### Exercise details
Scan the records for "that". Show the matching lines.
'''
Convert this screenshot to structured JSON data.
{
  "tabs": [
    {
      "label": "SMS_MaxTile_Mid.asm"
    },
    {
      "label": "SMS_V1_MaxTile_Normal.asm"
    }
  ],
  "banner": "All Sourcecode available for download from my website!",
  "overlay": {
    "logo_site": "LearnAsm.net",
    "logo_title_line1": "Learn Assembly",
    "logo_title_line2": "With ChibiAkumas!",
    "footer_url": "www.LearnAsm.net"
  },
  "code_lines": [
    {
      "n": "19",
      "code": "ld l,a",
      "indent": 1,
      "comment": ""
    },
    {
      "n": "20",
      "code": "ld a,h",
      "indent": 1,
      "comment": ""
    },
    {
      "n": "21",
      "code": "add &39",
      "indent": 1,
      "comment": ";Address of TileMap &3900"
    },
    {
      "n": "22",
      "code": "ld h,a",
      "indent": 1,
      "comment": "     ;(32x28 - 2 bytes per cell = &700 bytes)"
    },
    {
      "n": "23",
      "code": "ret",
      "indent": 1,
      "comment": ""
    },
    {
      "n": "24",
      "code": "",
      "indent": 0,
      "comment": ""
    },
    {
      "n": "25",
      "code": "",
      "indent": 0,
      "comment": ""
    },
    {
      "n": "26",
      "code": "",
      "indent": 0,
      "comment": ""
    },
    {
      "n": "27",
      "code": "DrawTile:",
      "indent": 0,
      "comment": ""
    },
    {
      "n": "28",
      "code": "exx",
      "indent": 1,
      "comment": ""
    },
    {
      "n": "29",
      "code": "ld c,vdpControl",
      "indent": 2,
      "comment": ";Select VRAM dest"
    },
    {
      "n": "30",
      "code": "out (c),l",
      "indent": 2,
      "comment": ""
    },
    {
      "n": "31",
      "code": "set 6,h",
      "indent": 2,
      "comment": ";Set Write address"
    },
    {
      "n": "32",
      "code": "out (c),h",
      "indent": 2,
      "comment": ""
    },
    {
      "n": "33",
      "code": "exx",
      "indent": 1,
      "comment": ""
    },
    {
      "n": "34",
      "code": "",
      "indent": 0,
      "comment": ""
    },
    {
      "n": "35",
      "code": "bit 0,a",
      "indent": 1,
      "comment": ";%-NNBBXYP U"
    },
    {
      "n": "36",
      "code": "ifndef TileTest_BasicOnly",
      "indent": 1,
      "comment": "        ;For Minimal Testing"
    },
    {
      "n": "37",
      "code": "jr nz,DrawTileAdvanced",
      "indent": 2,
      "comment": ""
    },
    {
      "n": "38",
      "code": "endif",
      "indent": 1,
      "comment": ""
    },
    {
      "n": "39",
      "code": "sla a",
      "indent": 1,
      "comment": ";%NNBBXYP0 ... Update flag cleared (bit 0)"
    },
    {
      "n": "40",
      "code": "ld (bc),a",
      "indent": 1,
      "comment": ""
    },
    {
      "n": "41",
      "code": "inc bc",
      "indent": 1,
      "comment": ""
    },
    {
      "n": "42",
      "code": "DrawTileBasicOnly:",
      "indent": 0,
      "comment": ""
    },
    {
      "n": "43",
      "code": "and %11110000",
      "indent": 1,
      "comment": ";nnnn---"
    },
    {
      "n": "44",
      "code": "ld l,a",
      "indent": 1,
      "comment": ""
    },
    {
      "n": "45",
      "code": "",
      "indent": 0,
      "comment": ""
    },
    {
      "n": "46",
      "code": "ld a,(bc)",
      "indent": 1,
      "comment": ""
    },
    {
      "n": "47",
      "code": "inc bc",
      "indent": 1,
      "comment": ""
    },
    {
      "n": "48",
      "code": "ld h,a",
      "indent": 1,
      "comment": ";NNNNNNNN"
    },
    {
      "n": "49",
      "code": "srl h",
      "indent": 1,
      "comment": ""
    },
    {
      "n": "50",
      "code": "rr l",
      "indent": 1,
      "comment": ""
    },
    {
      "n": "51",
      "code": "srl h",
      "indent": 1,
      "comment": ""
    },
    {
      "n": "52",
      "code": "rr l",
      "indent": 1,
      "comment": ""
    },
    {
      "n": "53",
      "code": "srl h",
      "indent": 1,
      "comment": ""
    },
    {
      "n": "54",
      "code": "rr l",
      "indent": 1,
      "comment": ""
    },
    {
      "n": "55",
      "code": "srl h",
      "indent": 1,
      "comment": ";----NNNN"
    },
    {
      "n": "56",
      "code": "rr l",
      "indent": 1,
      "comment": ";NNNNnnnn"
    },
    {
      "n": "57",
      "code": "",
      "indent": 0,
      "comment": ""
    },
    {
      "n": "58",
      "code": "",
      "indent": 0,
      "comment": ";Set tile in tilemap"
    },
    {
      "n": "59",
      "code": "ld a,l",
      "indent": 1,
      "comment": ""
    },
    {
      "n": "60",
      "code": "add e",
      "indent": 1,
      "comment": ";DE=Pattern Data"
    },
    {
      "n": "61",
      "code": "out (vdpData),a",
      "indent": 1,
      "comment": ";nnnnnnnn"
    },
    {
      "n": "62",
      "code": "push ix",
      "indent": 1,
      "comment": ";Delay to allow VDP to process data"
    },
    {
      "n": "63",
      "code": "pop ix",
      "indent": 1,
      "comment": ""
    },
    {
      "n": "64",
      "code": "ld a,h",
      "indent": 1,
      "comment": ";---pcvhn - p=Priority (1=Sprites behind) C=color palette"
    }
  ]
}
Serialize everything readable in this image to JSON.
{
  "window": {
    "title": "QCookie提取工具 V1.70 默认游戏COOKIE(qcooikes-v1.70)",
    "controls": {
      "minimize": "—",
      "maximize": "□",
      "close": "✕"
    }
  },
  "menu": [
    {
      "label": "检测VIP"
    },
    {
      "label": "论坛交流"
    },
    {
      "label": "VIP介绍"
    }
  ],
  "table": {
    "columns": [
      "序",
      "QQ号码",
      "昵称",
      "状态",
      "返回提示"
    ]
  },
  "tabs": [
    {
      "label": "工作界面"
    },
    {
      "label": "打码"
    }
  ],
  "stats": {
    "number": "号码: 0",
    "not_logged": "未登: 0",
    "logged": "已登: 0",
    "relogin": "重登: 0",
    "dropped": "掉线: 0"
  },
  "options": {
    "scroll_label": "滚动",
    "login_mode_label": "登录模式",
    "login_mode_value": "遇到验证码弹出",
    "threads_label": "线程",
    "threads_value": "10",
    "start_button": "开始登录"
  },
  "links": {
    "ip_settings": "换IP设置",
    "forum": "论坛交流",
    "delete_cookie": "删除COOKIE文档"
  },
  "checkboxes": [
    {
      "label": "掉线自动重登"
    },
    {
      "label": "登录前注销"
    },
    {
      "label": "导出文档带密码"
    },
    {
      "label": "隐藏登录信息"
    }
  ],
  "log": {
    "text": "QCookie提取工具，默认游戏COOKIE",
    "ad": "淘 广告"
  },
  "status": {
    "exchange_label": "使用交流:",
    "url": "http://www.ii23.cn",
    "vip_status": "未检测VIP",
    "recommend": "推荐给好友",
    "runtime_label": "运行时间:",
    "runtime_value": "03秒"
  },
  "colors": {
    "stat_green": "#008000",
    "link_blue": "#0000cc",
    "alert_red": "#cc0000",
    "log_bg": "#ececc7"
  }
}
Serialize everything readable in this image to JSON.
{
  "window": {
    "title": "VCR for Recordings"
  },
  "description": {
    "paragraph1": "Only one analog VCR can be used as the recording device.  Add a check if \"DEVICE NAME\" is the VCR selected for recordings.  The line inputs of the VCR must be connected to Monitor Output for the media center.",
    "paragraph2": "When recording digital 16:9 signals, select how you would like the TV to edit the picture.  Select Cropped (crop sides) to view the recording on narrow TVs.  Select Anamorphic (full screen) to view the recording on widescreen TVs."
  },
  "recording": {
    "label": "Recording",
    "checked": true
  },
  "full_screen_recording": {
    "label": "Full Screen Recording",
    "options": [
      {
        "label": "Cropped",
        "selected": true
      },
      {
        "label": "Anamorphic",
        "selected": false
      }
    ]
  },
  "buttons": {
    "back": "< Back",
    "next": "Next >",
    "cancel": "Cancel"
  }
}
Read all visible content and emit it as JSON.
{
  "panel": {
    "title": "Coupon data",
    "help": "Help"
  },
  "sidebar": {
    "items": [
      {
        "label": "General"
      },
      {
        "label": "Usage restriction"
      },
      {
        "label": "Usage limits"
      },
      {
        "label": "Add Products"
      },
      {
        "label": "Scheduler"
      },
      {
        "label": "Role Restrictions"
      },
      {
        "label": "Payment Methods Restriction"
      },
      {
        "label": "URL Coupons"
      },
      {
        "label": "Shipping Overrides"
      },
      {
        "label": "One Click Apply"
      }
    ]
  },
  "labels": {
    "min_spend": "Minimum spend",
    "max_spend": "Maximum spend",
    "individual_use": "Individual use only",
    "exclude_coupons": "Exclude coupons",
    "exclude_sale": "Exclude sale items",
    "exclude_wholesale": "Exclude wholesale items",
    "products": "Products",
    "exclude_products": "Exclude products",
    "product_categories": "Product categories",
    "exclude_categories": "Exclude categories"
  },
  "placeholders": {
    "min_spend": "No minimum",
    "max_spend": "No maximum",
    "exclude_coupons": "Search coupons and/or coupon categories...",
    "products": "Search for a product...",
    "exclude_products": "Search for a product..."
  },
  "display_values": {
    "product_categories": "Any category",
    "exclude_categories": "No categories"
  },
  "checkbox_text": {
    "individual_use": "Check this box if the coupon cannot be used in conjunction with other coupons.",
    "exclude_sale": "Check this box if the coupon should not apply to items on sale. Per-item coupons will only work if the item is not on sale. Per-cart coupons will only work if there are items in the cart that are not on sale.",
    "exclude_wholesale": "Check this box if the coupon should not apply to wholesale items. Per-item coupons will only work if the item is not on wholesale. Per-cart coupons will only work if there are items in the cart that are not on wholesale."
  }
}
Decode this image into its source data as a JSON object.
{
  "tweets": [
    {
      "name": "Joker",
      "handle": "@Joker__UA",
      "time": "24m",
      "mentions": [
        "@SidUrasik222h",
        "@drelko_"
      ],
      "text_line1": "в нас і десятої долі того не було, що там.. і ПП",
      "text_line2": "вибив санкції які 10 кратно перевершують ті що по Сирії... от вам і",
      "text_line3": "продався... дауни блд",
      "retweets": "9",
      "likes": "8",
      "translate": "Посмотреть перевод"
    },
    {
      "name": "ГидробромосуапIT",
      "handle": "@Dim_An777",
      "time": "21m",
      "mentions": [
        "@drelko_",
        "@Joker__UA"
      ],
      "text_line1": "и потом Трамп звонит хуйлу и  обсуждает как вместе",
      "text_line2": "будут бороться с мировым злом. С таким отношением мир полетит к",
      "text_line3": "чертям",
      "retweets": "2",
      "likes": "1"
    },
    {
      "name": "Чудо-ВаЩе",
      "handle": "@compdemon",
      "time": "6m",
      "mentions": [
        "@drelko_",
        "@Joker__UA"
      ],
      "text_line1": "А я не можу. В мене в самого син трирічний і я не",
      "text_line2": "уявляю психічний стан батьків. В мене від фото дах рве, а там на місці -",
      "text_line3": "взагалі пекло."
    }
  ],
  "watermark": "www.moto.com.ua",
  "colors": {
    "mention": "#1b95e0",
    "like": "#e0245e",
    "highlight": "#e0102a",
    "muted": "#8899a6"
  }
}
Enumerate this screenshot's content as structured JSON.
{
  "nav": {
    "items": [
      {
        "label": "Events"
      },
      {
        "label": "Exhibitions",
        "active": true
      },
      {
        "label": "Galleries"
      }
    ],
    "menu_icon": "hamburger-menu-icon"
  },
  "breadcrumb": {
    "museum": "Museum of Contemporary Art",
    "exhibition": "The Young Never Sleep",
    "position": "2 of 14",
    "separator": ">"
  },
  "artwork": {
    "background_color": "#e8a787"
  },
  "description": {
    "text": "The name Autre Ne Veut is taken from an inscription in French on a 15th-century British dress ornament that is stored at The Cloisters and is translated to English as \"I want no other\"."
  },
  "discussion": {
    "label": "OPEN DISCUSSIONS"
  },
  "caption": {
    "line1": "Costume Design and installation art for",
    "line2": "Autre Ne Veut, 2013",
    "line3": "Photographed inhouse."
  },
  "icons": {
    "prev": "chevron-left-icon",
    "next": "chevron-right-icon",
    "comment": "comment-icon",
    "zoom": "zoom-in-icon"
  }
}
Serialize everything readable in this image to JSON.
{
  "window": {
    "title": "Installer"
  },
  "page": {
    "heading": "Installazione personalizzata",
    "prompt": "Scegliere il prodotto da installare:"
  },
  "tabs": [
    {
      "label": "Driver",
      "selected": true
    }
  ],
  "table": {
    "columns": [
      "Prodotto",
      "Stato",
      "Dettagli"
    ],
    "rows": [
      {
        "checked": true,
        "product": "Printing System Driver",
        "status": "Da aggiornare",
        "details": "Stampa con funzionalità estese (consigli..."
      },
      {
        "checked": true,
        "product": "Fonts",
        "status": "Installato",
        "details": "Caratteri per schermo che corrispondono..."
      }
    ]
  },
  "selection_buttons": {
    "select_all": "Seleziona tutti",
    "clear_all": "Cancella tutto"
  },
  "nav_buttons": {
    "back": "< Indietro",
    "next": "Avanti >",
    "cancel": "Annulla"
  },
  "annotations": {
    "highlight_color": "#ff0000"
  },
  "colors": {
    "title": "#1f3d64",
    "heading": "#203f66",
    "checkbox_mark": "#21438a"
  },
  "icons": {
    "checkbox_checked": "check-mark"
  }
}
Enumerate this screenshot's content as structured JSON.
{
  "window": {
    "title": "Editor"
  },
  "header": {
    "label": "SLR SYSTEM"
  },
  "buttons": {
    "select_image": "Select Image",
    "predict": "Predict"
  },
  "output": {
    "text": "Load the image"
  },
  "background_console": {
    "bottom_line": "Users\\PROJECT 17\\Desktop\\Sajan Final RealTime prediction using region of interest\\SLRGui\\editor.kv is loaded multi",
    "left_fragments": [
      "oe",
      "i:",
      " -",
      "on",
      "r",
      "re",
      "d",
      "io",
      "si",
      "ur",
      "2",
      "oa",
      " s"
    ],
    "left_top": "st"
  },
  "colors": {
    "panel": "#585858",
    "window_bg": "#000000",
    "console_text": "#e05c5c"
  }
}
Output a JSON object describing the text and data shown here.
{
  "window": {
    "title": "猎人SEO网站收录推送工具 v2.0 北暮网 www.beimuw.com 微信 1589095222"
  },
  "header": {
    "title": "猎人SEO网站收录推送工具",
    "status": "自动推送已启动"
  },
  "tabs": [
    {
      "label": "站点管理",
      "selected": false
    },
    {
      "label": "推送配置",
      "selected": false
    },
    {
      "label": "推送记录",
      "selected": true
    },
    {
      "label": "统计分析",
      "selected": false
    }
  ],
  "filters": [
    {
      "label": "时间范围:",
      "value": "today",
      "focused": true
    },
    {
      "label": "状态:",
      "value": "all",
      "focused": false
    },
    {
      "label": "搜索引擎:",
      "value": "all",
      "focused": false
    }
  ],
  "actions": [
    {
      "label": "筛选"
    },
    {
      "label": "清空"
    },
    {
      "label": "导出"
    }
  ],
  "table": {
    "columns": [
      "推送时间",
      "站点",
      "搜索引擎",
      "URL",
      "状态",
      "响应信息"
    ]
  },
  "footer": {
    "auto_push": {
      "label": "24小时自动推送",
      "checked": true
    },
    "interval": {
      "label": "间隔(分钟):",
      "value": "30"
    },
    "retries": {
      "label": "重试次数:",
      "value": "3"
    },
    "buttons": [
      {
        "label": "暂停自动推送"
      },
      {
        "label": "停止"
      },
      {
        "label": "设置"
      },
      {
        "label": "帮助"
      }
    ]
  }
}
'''
### Output of the exercise
    "exclude_sale": "Check this box if the coupon should not apply to items on sale. Per-item coupons will only work if the item is not on sale. Per-cart coupons will only work if there are items in the cart that are not on sale.",
    "exclude_wholesale": "Check this box if the coupon should not apply to wholesale items. Per-item coupons will only work if the item is not on wholesale. Per-cart coupons will only work if there are items in the cart that are not on wholesale."
    "text": "The name Autre Ne Veut is taken from an inscription in French on a 15th-century British dress ornament that is stored at The Cloisters and is translated to English as \"I want no other\"."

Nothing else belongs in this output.